THE DATA.
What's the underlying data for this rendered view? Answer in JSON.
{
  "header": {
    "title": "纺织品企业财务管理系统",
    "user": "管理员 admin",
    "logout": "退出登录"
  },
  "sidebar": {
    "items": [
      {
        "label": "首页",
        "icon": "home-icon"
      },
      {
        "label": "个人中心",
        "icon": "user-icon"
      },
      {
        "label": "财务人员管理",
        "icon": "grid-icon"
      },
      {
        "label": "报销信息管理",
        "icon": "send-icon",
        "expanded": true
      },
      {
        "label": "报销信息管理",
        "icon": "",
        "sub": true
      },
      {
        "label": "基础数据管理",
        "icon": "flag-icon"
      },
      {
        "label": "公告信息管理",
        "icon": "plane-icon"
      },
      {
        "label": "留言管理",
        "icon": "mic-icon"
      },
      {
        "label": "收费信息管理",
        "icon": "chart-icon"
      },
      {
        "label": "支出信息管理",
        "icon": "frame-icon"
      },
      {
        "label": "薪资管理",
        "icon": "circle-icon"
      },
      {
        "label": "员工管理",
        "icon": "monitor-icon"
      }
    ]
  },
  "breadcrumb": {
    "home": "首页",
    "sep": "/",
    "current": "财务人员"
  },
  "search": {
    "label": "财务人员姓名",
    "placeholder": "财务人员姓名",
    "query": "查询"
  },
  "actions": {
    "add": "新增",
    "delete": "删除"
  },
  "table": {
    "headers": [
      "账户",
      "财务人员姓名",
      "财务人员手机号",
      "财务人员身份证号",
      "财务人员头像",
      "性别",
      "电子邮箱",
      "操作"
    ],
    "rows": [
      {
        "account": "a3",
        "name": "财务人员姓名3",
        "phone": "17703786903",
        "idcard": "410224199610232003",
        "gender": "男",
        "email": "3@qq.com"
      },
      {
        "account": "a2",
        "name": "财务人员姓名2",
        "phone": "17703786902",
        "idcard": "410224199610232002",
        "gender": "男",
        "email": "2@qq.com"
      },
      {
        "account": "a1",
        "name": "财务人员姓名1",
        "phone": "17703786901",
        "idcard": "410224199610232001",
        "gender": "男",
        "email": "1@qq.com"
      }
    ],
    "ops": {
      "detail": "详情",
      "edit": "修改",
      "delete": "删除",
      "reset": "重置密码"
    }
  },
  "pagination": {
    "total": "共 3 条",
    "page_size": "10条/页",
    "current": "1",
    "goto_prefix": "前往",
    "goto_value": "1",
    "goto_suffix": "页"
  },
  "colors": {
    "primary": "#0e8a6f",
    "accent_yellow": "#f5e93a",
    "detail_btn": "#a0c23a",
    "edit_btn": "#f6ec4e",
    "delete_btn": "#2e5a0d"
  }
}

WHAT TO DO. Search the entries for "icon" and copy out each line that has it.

WRITTEN ANSWER.
        "icon": "home-icon"
        "icon": "user-icon"
        "icon": "grid-icon"
        "icon": "send-icon",
        "icon": "",
        "icon": "flag-icon"
        "icon": "plane-icon"
        "icon": "mic-icon"
        "icon": "chart-icon"
        "icon": "frame-icon"
        "icon": "circle-icon"
        "icon": "monitor-icon"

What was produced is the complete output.